- **PROBLEM DETAILS**: What is needed is an exact copy of the records below, without the pictures.

- **DATA UNDER STUDY**:

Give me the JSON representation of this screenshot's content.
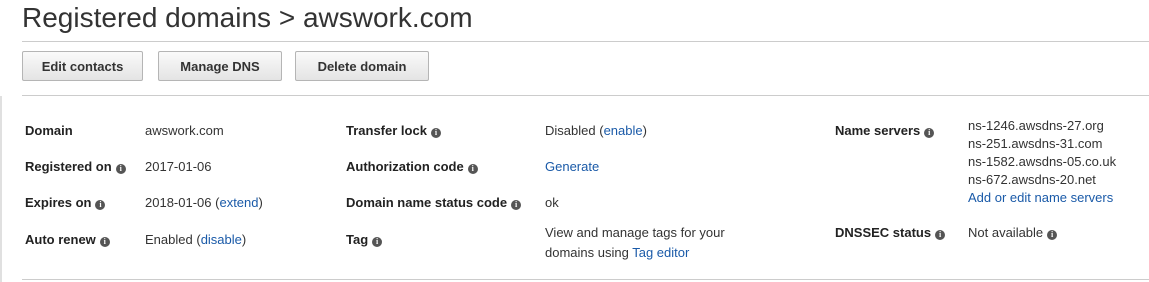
{
  "header": {
    "breadcrumb_parent": "Registered domains",
    "separator": ">",
    "current": "awswork.com"
  },
  "toolbar": {
    "edit_contacts": "Edit contacts",
    "manage_dns": "Manage DNS",
    "delete_domain": "Delete domain"
  },
  "details": {
    "domain": {
      "label": "Domain",
      "value": "awswork.com"
    },
    "registered_on": {
      "label": "Registered on",
      "value": "2017-01-06"
    },
    "expires_on": {
      "label": "Expires on",
      "value": "2018-01-06",
      "paren_open": "(",
      "link": "extend",
      "paren_close": ")"
    },
    "auto_renew": {
      "label": "Auto renew",
      "value": "Enabled",
      "paren_open": "(",
      "link": "disable",
      "paren_close": ")"
    },
    "transfer_lock": {
      "label": "Transfer lock",
      "value": "Disabled",
      "paren_open": "(",
      "link": "enable",
      "paren_close": ")"
    },
    "authorization_code": {
      "label": "Authorization code",
      "link": "Generate"
    },
    "domain_name_status_code": {
      "label": "Domain name status code",
      "value": "ok"
    },
    "tag": {
      "label": "Tag",
      "text_line1": "View and manage tags for your",
      "text_line2": "domains using",
      "link": "Tag editor"
    },
    "name_servers": {
      "label": "Name servers",
      "values": [
        "ns-1246.awsdns-27.org",
        "ns-251.awsdns-31.com",
        "ns-1582.awsdns-05.co.uk",
        "ns-672.awsdns-20.net"
      ],
      "link": "Add or edit name servers"
    },
    "dnssec_status": {
      "label": "DNSSEC status",
      "value": "Not available"
    }
  },
  "icons": {
    "info": "info-icon"
  }
}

- **PROBLEM SOLUTION**:
Give me the JSON representation of this screenshot's content.
{
  "header": {
    "breadcrumb_parent": "Registered domains",
    "separator": ">",
    "current": "awswork.com"
  },
  "toolbar": {
    "edit_contacts": "Edit contacts",
    "manage_dns": "Manage DNS",
    "delete_domain": "Delete domain"
  },
  "details": {
    "domain": {
      "label": "Domain",
      "value": "awswork.com"
    },
    "registered_on": {
      "label": "Registered on",
      "value": "2017-01-06"
    },
    "expires_on": {
      "label": "Expires on",
      "value": "2018-01-06",
      "paren_open": "(",
      "link": "extend",
      "paren_close": ")"
    },
    "auto_renew": {
      "label": "Auto renew",
      "value": "Enabled",
      "paren_open": "(",
      "link": "disable",
      "paren_close": ")"
    },
    "transfer_lock": {
      "label": "Transfer lock",
      "value": "Disabled",
      "paren_open": "(",
      "link": "enable",
      "paren_close": ")"
    },
    "authorization_code": {
      "label": "Authorization code",
      "link": "Generate"
    },
    "domain_name_status_code": {
      "label": "Domain name status code",
      "value": "ok"
    },
    "tag": {
      "label": "Tag",
      "text_line1": "View and manage tags for your",
      "text_line2": "domains using",
      "link": "Tag editor"
    },
    "name_servers": {
      "label": "Name servers",
      "values": [
        "ns-1246.awsdns-27.org",
        "ns-251.awsdns-31.com",
        "ns-1582.awsdns-05.co.uk",
        "ns-672.awsdns-20.net"
      ],
      "link": "Add or edit name servers"
    },
    "dnssec_status": {
      "label": "DNSSEC status",
      "value": "Not available"
    }
  },
  "icons": {
    "info": "info-icon"
  }
}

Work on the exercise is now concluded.